Let that shit go
My Lady and I spent the past weekend in Northern Minnesota. We were at a yoga retreat organized by our local studio. The location was beautiful. Nestled on the shore of Lower Whitefish Lake, replete with sandy beaches, beautiful sunsets and sumptuous accommodations. Never having attended a yoga retreat before, we felt a little lost at first, with no previous experience of the laid back, relaxed manner in which the weekend played out.
We spent about eight hours in classes and workshops over the weekend, learning far more than I had expected or hoped for. My personal yoga practice improved greatly from the teaching about hip and spine alignment. Understanding how much our own bone structure and posture is impacting our alignment of head, shoulders, hips, knees and ankles. Plus, as a bonus, I now understand a little more about weight distribution in my feet that is helping my balance transitions. It was wonderful to have such a diverse set of teachers and classes, each with their own special way of teaching, and their own uniquely focused message.
My interest was piqued about Iyengar yoga which seems to focus on a set sequence of precisely aligned postures using many props (blocks, straps, blankets). Two of the yoga instructors appeared to be deeply versed in this type of yoga and it certainly helped my progress along my journey to receive their instruction. Yoga is a deeply personal meditative practice for me. It is totally absorbing and has proven to be by far the best medicine that I have come across to re-frame my mind and reset it when it descends to the darkest depths. To spend eight hours on my mat (and the sandy beach) was a self-indulgent luxurious experience.

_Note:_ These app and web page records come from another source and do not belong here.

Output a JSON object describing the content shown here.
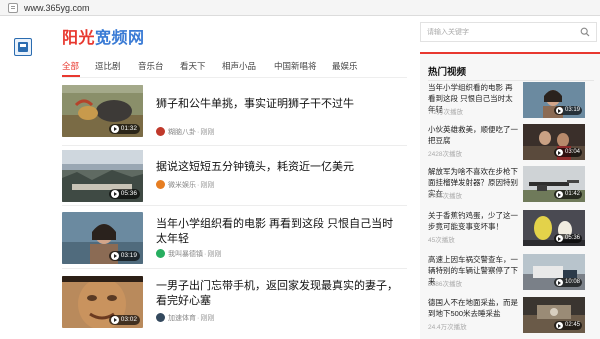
{
  "browser": {
    "url": "www.365yg.com"
  },
  "site": {
    "logo_part1": "阳光",
    "logo_part2": "宽频网"
  },
  "search": {
    "placeholder": "请输入关键字"
  },
  "tabs": [
    "全部",
    "逗比剧",
    "音乐台",
    "看天下",
    "相声小品",
    "中国新唱将",
    "最娱乐"
  ],
  "feed": [
    {
      "title": "狮子和公牛单挑，事实证明狮子干不过牛",
      "duration": "01:32",
      "source": "糊脑八卦",
      "time": "刚刚",
      "avatar_color": "#c0392b"
    },
    {
      "title": "据说这短短五分钟镜头，耗资近一亿美元",
      "duration": "05:36",
      "source": "微米娱乐",
      "time": "刚刚",
      "avatar_color": "#e67e22"
    },
    {
      "title": "当年小学组织看的电影 再看到这段 只恨自己当时太年轻",
      "duration": "03:19",
      "source": "我叫暴德镇",
      "time": "刚刚",
      "avatar_color": "#27ae60"
    },
    {
      "title": "一男子出门忘带手机，返回家发现最真实的妻子，看完好心塞",
      "duration": "03:02",
      "source": "加速体育",
      "time": "刚刚",
      "avatar_color": "#34495e"
    }
  ],
  "sidebar": {
    "title": "热门视频",
    "items": [
      {
        "title": "当年小学组织看的电影 再看到这段 只恨自己当时太年轻",
        "views": "7.2万次播放",
        "duration": "03:19"
      },
      {
        "title": "小伙英雄救美，顺便吃了一把豆腐",
        "views": "2428次播放",
        "duration": "03:04"
      },
      {
        "title": "解放军为啥不喜欢在步枪下面挂榴弹发射器？原因特别实在",
        "views": "5788次播放",
        "duration": "01:42"
      },
      {
        "title": "关于香蕉钓鸡蛋，少了这一步竟可能变事变坏事！",
        "views": "45次播放",
        "duration": "05:36"
      },
      {
        "title": "高速上因车祸交警查车，一辆特别的车辆让警察停了下来",
        "views": "3286次播放",
        "duration": "10:08"
      },
      {
        "title": "德国人不在地面采盐，而是到地下500米去睡采盐",
        "views": "24.4万次播放",
        "duration": "02:45"
      }
    ]
  },
  "colors": {
    "accent": "#e8382f",
    "logo_blue": "#3a7bd5"
  }
}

My daily meditation practice is at a point where I use repetition of phrases (mantras) or breath counting to maintain focus. This weekend’s mantra became “let that shit go”, inspired by a lady yogi’s tee shirt. Those words were surprisingly effective at both calming the mind and then moving on.

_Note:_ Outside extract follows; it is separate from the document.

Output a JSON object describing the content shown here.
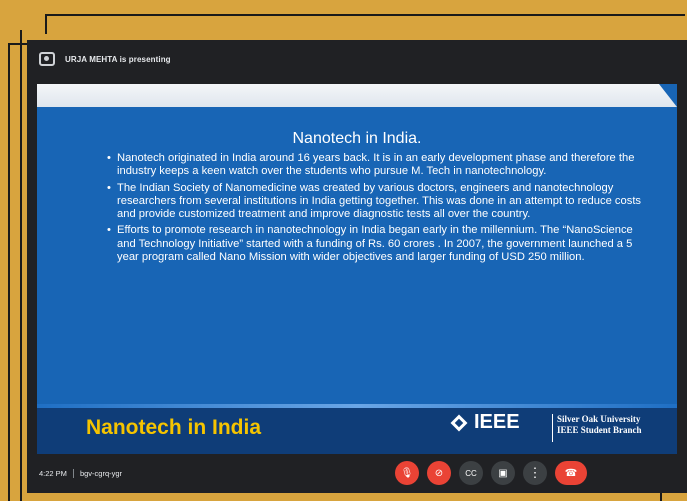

Letting that shit go is not about ignoring the thoughts or forgiving or forgetting. It is about acknowledging the presence of the thought, and allowing yourself to continue despite the thought whilst talking to yourself kindly. It is the essence of Self-Compassion. I have a lot of focus at the moment on Self Compassion, I suck at it. Two Self Compassion practices have been introduced to be through my guided meditation practice and through reading the work of Kristin Neff, one of the recognized world leading researchers in the field.
The first practice is “Noting”, this involves recognizing that you are having a negative thought or feeling, giving yourself space, and then classifying the response as either a thought or a feeling. The space and knowledge that this process gives me allows me (when I manage to do it) the opportunity to reframe my response to the thought or feeling.
The second practice is Renunciation. The process is like the Noting practice. You start by identifying that you are having a negative thought. Rather that allowing it to swirl or spiral downwards, you instead you acknowledge the thought, take responsibility for the act that precipitated the thought, and commit to yourself not to repeat it but instead to learn from it. There are great similarities between this practice and certain Buddhist practices. In Buddhism, the Pali word for “renunciation” is nekkhamma, which can be interpreted as “giving up the world and leading a holy life” or “freedom from lust, craving and desires.”.
These are very nascent practices for me. I have been successful a few times, but missed the opportunity to interrupt many thoughts. In those cases, I focus instead on “Let that shit go” and meditate my way up to a better place.
If you too suffer from spiraling negative thoughts, you may want to try, like me, to interrupt their cycle simply by Noting, and then moving on to renounce them. It feels good when it is successful.
Be kind to yourself, treat yourself as well as you treat others. Maybe then we can eventually come to love ourselves? I am a work in progress.